Penang risks water crisis, too

6 December 2010

The Star

GEORGE TOWN: Penang is also in for a water crisis if it does not find an additional source within five years, the Drainage and Irrigation Department (DID) has cautioned.

The department’s Water Resources and Hydrology division director Hanapi Mohamad Noor said demand for raw water in Penang and Kedah was expected to exceed Sungai Muda’s capacity by 2015.

“Penang draws 80% of its raw water for domestic and industrial use from Sungai Muda and 90% from the same river for the irrigation of 10,000ha of paddy fields in Seberang Prai.

“It is very risky if the state continues to just depend on one source, especially with the demand for water in Kedah also increasing,” he said, adding that Kedah held the advantage as it controlled the upper catchment.

Speaking to reporters after closing the year-long Nega-Litres (negative litres) pilot project featuring the harvesting of rainwater for common area usage at the N-Park Condominium in Batu Uban yesterday, Hanapi said demand for water in Penang this year was at 344 million cubic metres for domestic and industrial use, and 358 million cubic metres for irrigation of paddy fields.

While demand for irrigation was expected to remain the same, he said demand for domestic and industrial use was projected to increase by over 9% in 2015 to 375 million cubic metres and by over 18% in 2020 to 406 million cubic metres.

On water treatment plants, Hanapi said Penang’s six dams and reservoirs in Air Itam, Mengkuang, Teluk Bahang, Bukit Panchor, Cherok Tok Kun and Berapit had sufficient capacity but stressed that the state would face a deficit if it depended on just the rain.

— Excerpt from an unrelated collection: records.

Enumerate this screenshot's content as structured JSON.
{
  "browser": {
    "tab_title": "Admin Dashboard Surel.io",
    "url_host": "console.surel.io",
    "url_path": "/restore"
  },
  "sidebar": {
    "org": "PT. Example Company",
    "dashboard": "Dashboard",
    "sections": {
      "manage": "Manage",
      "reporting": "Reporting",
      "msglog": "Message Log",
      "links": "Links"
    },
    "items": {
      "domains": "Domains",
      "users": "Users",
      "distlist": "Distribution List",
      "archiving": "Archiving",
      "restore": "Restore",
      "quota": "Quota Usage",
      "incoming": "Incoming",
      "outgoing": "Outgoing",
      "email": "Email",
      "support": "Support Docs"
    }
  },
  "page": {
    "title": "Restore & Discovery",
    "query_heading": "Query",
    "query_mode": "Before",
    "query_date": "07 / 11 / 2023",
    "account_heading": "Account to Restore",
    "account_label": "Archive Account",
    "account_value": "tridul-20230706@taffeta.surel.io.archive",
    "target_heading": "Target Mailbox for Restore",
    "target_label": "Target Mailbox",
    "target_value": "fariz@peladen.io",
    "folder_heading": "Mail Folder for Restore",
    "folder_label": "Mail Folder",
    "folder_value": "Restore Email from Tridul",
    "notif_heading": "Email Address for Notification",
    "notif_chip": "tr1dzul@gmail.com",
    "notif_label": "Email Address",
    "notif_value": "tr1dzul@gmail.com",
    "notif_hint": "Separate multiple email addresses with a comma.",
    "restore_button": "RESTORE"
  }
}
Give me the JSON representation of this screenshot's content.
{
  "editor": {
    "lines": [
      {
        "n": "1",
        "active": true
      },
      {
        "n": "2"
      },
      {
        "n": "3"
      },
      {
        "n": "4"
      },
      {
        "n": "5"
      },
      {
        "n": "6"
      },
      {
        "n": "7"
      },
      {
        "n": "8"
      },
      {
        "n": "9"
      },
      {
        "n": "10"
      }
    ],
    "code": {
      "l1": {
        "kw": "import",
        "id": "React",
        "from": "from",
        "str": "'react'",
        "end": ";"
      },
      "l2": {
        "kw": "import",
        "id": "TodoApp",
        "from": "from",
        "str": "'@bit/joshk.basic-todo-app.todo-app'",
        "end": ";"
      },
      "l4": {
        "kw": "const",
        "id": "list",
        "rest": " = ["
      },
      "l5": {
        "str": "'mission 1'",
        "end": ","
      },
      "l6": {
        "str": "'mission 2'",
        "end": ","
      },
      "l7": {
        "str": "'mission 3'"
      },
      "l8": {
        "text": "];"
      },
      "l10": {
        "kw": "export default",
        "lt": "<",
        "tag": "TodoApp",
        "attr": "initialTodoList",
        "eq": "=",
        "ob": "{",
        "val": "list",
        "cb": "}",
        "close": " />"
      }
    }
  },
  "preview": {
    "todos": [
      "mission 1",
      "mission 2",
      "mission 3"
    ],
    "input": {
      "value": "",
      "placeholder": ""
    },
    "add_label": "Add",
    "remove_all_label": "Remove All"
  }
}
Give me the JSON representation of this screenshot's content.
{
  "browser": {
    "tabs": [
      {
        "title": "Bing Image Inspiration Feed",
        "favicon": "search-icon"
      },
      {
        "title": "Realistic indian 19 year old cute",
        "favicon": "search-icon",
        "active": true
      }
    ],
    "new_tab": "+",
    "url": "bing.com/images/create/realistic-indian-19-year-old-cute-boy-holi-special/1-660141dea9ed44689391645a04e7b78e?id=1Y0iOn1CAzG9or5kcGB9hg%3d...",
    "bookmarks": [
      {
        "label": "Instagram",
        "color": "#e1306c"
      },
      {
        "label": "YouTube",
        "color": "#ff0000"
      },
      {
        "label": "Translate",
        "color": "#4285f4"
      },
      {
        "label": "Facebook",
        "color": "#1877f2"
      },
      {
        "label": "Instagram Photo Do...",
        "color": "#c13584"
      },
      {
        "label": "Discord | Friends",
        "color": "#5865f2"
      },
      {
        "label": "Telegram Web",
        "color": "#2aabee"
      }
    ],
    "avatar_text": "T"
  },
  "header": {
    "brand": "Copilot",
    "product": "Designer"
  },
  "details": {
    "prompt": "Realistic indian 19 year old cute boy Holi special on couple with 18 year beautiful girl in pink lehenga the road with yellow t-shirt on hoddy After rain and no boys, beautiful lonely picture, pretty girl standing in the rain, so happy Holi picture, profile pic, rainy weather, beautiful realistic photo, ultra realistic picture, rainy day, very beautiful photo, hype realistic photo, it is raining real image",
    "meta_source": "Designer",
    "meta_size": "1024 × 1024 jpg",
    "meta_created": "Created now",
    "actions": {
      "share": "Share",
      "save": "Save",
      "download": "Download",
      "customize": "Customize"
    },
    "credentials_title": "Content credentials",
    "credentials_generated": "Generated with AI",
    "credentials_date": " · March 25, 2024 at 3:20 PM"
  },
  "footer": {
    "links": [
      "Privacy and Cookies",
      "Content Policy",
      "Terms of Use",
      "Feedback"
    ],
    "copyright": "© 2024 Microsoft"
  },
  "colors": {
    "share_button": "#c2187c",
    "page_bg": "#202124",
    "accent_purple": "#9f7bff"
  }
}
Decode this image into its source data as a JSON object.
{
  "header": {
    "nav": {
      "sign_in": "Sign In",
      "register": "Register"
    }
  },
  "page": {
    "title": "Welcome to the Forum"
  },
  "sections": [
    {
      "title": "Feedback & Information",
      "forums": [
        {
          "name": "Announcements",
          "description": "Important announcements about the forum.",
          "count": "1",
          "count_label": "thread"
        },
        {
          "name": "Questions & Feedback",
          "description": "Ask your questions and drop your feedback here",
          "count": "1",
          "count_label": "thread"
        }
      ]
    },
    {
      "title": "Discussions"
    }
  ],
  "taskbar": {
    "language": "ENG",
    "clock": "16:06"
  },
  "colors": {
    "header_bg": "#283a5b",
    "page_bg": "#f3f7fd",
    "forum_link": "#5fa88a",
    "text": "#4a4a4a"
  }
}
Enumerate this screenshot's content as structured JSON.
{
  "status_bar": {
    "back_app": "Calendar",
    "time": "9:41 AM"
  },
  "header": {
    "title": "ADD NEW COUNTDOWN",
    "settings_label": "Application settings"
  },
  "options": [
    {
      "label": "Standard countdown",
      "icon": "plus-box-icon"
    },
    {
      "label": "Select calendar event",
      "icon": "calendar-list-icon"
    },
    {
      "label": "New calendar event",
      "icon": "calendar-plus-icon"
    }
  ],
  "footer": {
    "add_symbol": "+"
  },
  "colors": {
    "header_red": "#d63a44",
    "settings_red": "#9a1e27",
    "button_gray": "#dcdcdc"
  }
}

“The consumption of water in Penang is high at 288 litres per capita per day, and the state has the lowest water tariff in the country.

“In comparison, look at Singa-pore where the per capita per day is only 150 litres,” he said.